- **Required work**: Omit the images and output every line of the data below exactly.

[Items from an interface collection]
******************************

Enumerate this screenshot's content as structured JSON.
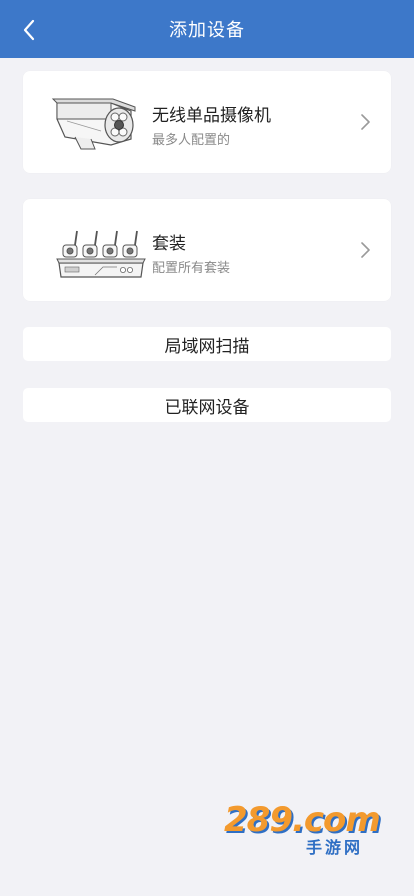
{
  "header": {
    "title": "添加设备",
    "back_icon": "chevron-left-icon",
    "color": "#3d78c9"
  },
  "devices": [
    {
      "name": "无线单品摄像机",
      "desc": "最多人配置的",
      "icon": "bullet-camera-icon"
    },
    {
      "name": "套装",
      "desc": "配置所有套装",
      "icon": "nvr-kit-icon"
    }
  ],
  "actions": {
    "lan_scan": "局域网扫描",
    "networked": "已联网设备"
  },
  "watermark": {
    "brand": "289.com",
    "sub": "手游网"
  }
}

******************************

- **Task output**:
Enumerate this screenshot's content as structured JSON.
{
  "header": {
    "title": "添加设备",
    "back_icon": "chevron-left-icon",
    "color": "#3d78c9"
  },
  "devices": [
    {
      "name": "无线单品摄像机",
      "desc": "最多人配置的",
      "icon": "bullet-camera-icon"
    },
    {
      "name": "套装",
      "desc": "配置所有套装",
      "icon": "nvr-kit-icon"
    }
  ],
  "actions": {
    "lan_scan": "局域网扫描",
    "networked": "已联网设备"
  },
  "watermark": {
    "brand": "289.com",
    "sub": "手游网"
  }
}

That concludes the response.